Exercise brief
From the entries that follow, copy every line with the word "have".

Data records
::::::

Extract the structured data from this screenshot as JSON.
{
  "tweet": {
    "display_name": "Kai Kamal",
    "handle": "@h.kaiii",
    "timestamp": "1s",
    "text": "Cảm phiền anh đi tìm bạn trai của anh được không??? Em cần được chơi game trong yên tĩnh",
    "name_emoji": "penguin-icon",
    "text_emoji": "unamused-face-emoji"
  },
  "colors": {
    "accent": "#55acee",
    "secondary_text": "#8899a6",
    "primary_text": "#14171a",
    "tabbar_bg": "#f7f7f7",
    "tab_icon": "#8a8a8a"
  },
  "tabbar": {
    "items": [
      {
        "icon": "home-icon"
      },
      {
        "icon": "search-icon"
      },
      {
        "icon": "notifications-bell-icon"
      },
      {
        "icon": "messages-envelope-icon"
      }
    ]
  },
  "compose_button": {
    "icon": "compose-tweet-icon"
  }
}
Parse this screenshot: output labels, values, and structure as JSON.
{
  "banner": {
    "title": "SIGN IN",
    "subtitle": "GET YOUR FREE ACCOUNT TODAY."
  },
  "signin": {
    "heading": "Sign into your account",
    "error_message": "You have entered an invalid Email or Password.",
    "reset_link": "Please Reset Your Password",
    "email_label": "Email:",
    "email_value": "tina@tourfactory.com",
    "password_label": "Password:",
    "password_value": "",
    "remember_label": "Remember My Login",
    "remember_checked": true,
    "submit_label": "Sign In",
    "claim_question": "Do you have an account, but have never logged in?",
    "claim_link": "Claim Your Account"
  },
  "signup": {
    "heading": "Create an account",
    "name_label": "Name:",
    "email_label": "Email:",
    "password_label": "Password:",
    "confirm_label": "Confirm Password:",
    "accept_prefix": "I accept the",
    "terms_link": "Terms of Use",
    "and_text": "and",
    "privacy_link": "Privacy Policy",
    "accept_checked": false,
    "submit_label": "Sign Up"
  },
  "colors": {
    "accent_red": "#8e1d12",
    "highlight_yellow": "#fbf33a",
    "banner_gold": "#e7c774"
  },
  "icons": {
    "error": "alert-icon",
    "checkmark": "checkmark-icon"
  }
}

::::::

Answer space
    "error_message": "You have entered an invalid Email or Password.",
    "claim_question": "Do you have an account, but have never logged in?",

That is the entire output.